The overwhelming response to that original article formed the catalyst and the basis for Draft Bernie for a People’s Party, says Brana.

“Not even Sanders’s help could prevent Trump from winning,” Brana points out. “Not even Sanders’s help could save the Democratic Party establishment from a public desperate for change. With Bernie at the helm, we will be an unstoppable force against Trump’s hateful rhetoric and divisive policies. We will be an unstoppable tidal wave of progressive change. Bernie will be the Lincoln of our times.”

Learn More or Sign Up

Does Bernie Sanders want to join a new party? He’s been enigmatic when directly asked by the media. He might do it next week, he might do it next year. He might be waiting to hear from you and your friends.

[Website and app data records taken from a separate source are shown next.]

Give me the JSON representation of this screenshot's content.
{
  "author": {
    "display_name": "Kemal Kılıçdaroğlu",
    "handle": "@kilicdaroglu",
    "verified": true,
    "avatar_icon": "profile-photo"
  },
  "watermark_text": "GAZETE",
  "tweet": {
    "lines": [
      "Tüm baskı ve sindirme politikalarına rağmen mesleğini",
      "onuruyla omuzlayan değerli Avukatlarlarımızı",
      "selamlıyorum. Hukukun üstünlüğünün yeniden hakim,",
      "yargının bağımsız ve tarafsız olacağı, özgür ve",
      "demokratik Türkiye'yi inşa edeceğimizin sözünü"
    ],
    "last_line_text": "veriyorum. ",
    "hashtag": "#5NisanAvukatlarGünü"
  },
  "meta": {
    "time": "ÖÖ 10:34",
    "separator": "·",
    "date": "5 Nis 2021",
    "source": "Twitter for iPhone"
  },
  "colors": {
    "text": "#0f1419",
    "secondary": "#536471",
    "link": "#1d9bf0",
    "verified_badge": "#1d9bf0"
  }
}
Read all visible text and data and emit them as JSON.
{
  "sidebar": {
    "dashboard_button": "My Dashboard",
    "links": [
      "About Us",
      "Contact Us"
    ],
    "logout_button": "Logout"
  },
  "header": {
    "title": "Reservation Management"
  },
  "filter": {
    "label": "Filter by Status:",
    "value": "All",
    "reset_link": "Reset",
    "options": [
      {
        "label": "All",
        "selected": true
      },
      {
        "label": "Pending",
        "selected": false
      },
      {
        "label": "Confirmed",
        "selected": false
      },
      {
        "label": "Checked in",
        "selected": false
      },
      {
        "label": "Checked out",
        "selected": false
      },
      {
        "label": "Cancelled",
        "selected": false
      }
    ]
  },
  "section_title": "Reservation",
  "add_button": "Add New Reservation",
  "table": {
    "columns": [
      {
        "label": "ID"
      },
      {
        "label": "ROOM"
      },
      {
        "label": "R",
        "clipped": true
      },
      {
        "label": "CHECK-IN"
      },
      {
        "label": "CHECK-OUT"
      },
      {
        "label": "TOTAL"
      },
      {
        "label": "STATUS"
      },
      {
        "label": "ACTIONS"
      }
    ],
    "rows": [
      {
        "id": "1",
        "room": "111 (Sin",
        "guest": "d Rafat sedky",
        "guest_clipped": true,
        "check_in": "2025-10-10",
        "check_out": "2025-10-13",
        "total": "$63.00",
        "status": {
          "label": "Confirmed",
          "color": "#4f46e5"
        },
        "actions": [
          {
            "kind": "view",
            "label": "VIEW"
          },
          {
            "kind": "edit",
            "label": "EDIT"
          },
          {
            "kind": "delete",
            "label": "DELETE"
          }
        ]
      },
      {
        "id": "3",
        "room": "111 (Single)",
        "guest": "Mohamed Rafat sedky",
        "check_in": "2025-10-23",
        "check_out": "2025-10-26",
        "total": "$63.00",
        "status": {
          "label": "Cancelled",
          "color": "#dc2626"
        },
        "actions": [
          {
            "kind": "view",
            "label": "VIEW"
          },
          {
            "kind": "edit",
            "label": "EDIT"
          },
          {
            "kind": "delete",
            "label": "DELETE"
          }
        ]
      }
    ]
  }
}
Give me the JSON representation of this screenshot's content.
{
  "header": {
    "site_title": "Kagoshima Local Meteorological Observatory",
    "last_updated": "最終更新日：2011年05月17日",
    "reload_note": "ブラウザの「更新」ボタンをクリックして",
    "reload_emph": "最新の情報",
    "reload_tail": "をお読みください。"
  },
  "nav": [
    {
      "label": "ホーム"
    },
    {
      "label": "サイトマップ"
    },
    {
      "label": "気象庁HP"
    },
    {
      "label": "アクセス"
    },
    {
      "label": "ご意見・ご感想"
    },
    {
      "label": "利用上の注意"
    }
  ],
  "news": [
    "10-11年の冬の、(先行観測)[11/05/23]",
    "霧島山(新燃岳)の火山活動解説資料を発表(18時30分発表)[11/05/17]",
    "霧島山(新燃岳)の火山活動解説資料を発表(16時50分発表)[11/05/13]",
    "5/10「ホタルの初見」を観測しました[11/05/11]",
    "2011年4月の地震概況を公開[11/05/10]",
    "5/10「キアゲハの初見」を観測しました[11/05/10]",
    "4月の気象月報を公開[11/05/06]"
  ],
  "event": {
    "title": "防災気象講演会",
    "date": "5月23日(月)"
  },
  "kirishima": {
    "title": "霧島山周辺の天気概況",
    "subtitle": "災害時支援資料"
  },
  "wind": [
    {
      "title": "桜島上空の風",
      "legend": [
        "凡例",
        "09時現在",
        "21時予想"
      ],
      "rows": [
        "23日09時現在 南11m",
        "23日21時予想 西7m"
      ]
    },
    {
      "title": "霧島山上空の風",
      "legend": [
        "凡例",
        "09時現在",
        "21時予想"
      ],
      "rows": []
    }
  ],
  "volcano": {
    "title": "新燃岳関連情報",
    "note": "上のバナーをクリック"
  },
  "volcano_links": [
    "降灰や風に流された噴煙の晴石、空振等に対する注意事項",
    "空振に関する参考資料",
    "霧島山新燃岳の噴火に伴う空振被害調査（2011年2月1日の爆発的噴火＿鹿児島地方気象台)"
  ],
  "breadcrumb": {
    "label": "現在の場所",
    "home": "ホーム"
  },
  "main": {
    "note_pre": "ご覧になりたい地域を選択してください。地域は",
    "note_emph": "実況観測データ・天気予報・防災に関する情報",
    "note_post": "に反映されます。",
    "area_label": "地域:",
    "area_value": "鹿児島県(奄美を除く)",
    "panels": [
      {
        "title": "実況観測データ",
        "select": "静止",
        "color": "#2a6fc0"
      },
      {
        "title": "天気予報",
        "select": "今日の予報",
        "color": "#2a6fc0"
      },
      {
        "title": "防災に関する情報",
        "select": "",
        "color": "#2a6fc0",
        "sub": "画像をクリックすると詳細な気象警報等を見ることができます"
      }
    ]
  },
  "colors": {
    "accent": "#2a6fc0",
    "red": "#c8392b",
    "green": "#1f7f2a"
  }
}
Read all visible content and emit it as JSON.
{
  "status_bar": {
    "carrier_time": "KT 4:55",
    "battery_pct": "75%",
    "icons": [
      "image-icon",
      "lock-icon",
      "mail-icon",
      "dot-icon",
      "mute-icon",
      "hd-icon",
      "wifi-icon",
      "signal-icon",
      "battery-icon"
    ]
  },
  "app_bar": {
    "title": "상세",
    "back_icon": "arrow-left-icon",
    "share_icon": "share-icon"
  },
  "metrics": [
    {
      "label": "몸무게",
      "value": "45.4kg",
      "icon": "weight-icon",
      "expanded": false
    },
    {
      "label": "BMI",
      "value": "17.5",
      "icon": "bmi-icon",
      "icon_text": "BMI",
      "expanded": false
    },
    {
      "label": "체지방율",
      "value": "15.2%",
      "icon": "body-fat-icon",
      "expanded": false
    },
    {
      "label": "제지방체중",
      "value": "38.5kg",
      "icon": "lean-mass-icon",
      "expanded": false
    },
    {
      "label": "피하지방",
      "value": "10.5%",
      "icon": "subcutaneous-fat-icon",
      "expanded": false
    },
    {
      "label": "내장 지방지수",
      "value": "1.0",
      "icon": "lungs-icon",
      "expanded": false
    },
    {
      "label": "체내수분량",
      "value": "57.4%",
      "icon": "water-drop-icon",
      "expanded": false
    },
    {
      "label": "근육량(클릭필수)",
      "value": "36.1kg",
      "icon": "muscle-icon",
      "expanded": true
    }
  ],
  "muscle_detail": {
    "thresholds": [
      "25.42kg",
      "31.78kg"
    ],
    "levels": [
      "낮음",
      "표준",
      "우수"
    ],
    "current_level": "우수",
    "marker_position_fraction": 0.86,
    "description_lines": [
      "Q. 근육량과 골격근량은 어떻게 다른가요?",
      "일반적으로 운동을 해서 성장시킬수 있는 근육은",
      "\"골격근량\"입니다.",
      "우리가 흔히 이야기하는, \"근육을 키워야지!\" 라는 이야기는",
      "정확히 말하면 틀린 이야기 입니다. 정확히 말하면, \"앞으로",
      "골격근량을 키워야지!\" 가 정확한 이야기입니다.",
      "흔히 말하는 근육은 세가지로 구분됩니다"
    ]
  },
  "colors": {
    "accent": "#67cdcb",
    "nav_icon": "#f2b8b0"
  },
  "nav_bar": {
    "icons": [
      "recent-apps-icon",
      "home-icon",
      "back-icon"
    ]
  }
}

If you’re interested in supporting a potential “Lincoln of our times” and supporting an effort to create a new party, visit the new group’s website, DraftBernie.org. The two things the group requests right now:

  1. Sign the petition. This petition will be delivered by hand to Bernie once a “large” number of signatures are gathered.
  2. Make a “conditional pledge.” This is a risk-free pledge to donate to the new party if Bernie Sanders agrees to join. Your donation will not be withdrawn from your account unless and until Sanders officially joins the new party, but the amount at stake, perhaps more than the petition, will indicate the potential strength of the party and movement.